Bemidji author Gerald C. "Jeb" Monge's book, "A Spiritual Memoir (Reflections on Mark)," presents the Jesus that Mark envisioned in the Gospel of Mark. Monge, a former Lutheran pastor, describes himself as a spiritual man rather than a religious one. Pioneer Photo/Molly Miron

Gerald C. "Jeb" Monge describes himself as not a religious man, but a spiritual man.

In that context, he has written "A Spiritual Memoir (Reflections on Mark)" to present the Jesus that Mark envisioned and to encourage readers to consider Jesus as an influence in their lives.

Monge, 69, grew up in a Norwegian Pietistic home in Tracy, Minn. He questioned religion as a student at the University of Minnesota studying philosophy. However, he spent four years at Luther Theological Seminary in St. Paul and became a Lutheran pastor. In 1980, he left the ministry and went to financial consulting for small business owners. He retired to Bemidji in 1995. But he never stopped studying the Gospels.

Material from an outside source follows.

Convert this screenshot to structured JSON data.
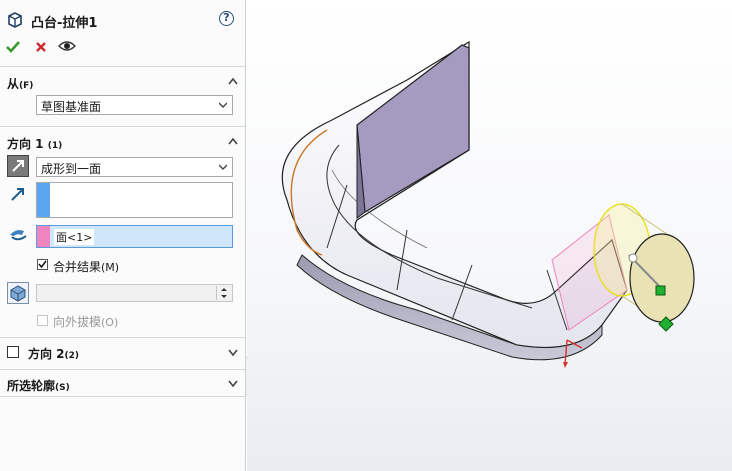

"Even though I went into business, I never stopped studying theology and philosophy," Monge said.

In the introduction of "A Spiritual Memoir," Monge explains his impression of religion versus spirituality: "A spiritual person seeks meaning in relationship to God and others. Whereas the religious person focuses more on the group to which he belongs."

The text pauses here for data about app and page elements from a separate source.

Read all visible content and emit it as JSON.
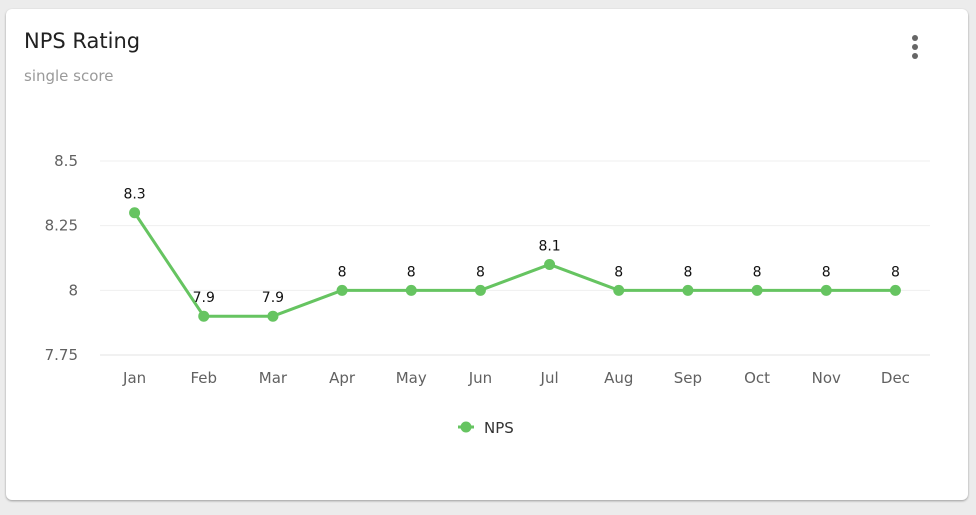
{
  "card": {
    "title": "NPS Rating",
    "subtitle": "single score",
    "menu_icon": "more-vertical-icon"
  },
  "colors": {
    "series": "#66c461",
    "grid": "#efefef"
  },
  "chart_data": {
    "type": "line",
    "title": "NPS Rating",
    "subtitle": "single score",
    "xlabel": "",
    "ylabel": "",
    "categories": [
      "Jan",
      "Feb",
      "Mar",
      "Apr",
      "May",
      "Jun",
      "Jul",
      "Aug",
      "Sep",
      "Oct",
      "Nov",
      "Dec"
    ],
    "series": [
      {
        "name": "NPS",
        "values": [
          8.3,
          7.9,
          7.9,
          8,
          8,
          8,
          8.1,
          8,
          8,
          8,
          8,
          8
        ]
      }
    ],
    "data_labels": [
      "8.3",
      "7.9",
      "7.9",
      "8",
      "8",
      "8",
      "8.1",
      "8",
      "8",
      "8",
      "8",
      "8"
    ],
    "yticks": [
      7.75,
      8,
      8.25,
      8.5
    ],
    "ytick_labels": [
      "7.75",
      "8",
      "8.25",
      "8.5"
    ],
    "ylim": [
      7.75,
      8.5
    ],
    "grid": true,
    "legend": {
      "position": "bottom-center",
      "entries": [
        "NPS"
      ]
    }
  }
}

Monge said Mark's was the first of the Gospels, written about 70 A.D., about 40 years after Jesus died. He said Matthew and Luke based their Gospels on Mark's, but aimed their writing for different audiences. He said Matthew wrote for the Jews and Luke for the Gentiles.

"The Jesus I see in Mark is a good teacher and a very good philosopher," Monge writes in his introduction. "What makes him different is that he is the embodiment of the message he is teaching. That is what makes him so unique."

Monge noted that Mark writes the first chapters of his Gospel telling of Jesus' life, but spends the last half of the book on the last week of Jesus' life.

Monge said there is a theory that Mark was a follower of Jesus as a teenager, and that Mark refers to himself in Chapter 14:51-52 in his account of Jesus' arrest: "A certain young man followed him, having a linen cloth thrown around himself, over his naked body. The young men grabbed him, but he left the linen cloth, and fled from them naked."

"He got scared and ran away," Monge said.

No one knows, and as Monge writes, there is no proof of Jesus' resurrection or other tenets of faith.

"The only thing we can do is to continue to study and remain open to the newness we experience in our journey," he writes.

Monge has previously published two plays and some poetry. He will hold two book signings 1-4 p.m. July 25 at Book World, 410 Minnesota Ave. N.W., and 1-3 p.m. Aug. 8 at B. Dalton in Paul Bunyan Mall.

"A Spiritual Memoir," 299 pages, 2009, $27.95, was published by Publish America.